Try this: Forget the capsules and look to the supermarket aisles. “Again, eating a mostly whole-foods and plant-based diet can help you get the vitamins and nutrients you need,” Dr. Goldberg says. “Focus less on vitamins and supplements and more on eating real food.”
Why it’s important: Aside from the fact that lung cancer is the leading cause of cancer death in men and women in the U.S., those with lung disease are more vulnerable to respiratory illnesses like the flu and COVID-19.
“Quitting smoking is one of the best things you can do for yourself—it could literally save your life down the road,” Dr. Goldberg says. “And it’s one of the best things you can do to help improve your immune system.”
Try this: There’s no question that quitting isn’t easy — the average smoker tries to quit six times before they successfully stop. If quitting cold turkey hasn’t worked for you, ask your doctor about a smoking cessation program.

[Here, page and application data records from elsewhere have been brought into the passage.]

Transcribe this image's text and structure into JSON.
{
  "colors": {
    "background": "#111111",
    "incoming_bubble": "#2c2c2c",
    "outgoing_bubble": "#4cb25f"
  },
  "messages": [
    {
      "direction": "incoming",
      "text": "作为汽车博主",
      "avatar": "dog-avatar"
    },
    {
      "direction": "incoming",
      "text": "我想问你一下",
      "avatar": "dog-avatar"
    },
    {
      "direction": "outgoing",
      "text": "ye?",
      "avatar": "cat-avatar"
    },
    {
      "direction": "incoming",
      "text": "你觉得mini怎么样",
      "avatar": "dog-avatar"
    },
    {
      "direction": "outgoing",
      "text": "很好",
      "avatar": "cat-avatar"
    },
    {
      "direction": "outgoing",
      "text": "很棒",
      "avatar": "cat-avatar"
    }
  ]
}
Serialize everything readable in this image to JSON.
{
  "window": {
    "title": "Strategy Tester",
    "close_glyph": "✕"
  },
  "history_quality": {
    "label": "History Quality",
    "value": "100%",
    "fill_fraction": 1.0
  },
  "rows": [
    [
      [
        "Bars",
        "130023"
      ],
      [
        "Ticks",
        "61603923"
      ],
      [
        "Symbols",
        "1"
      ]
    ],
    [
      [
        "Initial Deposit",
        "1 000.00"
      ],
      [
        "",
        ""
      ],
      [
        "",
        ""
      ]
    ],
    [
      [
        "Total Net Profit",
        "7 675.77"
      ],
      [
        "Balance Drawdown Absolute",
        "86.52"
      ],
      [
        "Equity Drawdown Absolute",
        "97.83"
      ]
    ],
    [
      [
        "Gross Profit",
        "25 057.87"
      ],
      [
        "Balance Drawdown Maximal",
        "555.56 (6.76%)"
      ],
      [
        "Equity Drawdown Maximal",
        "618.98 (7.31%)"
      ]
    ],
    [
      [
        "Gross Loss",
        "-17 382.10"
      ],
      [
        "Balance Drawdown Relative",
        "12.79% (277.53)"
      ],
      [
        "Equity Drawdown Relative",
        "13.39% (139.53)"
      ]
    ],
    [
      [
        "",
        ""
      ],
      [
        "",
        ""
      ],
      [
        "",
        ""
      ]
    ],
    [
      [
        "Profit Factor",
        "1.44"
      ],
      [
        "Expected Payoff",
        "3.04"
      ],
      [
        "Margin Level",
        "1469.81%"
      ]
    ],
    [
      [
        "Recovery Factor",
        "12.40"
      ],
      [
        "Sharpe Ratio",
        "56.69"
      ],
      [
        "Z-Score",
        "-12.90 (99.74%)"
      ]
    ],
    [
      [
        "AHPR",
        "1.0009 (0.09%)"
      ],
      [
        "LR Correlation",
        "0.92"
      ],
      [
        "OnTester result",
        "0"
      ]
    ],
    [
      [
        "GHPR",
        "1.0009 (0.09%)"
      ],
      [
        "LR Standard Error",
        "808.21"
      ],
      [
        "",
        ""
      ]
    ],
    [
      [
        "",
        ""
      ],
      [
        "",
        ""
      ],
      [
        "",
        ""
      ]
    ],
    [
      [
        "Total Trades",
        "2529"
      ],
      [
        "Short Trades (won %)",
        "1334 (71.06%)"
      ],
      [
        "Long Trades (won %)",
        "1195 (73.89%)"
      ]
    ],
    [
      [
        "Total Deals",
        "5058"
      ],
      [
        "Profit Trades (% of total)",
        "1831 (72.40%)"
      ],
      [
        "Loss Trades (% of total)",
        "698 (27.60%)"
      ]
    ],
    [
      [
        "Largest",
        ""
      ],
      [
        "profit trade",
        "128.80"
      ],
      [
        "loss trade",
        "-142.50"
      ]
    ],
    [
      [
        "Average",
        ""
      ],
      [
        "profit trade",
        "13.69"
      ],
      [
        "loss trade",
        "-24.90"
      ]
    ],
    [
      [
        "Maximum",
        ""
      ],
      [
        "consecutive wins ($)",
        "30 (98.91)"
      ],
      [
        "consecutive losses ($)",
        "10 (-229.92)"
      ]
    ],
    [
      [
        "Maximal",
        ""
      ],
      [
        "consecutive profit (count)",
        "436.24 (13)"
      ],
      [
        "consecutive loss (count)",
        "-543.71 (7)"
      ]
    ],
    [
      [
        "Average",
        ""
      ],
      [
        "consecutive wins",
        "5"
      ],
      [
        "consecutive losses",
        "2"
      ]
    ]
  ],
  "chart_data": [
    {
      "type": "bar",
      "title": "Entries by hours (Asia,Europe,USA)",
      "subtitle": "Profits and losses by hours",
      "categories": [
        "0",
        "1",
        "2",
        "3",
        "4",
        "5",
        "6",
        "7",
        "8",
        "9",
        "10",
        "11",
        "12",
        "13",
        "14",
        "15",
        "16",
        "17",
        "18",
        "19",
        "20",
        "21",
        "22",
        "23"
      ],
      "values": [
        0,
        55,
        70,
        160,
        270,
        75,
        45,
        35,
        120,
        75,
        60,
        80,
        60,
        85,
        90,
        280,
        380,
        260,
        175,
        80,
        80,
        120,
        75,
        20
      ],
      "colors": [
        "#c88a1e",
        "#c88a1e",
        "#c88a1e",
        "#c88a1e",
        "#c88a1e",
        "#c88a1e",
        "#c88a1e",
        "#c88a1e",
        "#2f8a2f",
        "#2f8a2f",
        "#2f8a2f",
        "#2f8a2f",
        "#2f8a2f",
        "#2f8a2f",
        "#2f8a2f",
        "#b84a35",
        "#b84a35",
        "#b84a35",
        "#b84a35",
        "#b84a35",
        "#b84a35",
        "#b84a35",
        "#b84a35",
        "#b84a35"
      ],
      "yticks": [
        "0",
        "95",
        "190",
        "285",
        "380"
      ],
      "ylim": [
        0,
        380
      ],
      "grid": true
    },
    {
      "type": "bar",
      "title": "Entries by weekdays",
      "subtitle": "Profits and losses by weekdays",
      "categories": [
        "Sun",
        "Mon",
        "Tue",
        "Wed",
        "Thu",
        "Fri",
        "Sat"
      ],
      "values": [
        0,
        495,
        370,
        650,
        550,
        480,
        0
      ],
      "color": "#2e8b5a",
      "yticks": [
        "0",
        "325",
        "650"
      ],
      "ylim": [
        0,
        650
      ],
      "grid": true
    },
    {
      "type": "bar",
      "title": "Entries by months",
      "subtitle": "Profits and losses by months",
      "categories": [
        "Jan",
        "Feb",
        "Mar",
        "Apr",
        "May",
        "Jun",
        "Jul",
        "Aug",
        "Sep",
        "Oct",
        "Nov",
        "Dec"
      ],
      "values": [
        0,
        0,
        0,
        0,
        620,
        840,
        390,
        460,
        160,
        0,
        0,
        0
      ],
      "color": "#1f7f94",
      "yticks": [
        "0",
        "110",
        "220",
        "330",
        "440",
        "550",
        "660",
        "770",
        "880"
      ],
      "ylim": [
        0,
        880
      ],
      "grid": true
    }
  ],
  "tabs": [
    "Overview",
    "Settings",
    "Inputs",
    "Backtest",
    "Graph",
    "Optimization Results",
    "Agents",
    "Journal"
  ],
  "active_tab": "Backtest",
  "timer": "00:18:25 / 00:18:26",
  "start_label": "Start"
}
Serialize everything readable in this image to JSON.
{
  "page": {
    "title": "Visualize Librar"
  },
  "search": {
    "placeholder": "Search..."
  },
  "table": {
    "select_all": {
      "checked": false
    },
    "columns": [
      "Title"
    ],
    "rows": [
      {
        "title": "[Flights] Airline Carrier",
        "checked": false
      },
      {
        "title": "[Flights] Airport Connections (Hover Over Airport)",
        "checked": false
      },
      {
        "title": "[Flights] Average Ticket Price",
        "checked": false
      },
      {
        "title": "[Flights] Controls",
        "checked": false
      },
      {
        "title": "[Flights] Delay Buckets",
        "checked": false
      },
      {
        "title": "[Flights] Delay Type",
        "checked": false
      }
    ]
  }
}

With the help of supportive therapies and medication, a smoker’s chances of quitting go up from 5% to 40%.
Drink in Moderation
Why it’s important: Simply put, chronic drinking could put your immune health in jeopardy. Research has shown that alcohol can impact your body’s ability to protect itself from infection and inflammation and disrupts normal function of the gut microbiome. It has also been tied to higher risks for pulmonary disease and certain cancers.
Try this: If you’re going to drink, the current Dietary Guidelines for Americans recommends limiting the number of drinks to one per day for women and two per day for men. And don’t drink right before bed, as it can disrupt sleep.
Think of limiting your alcohol intake as a healthy habit that impacts your whole body — much like exercising, eating well, getting enough sleep, and reducing stress — which in turn helps boost the immune system. “Treating yourself right overall can help you make the most of what you’ve got,” says Dr. Goldberg.
David M. Goldberg, M.D., is an internist and infectious disease specialist at NewYork-Presbyterian Medical Group Westchester and assistant professor of medicine at Columbia University Vagelos College of Physicians and Surgeons. He is board-certified in Internal Medicine and Infectious Diseases and has a special interest in travel medicine, Lyme disease, HIV, and community-acquired infections.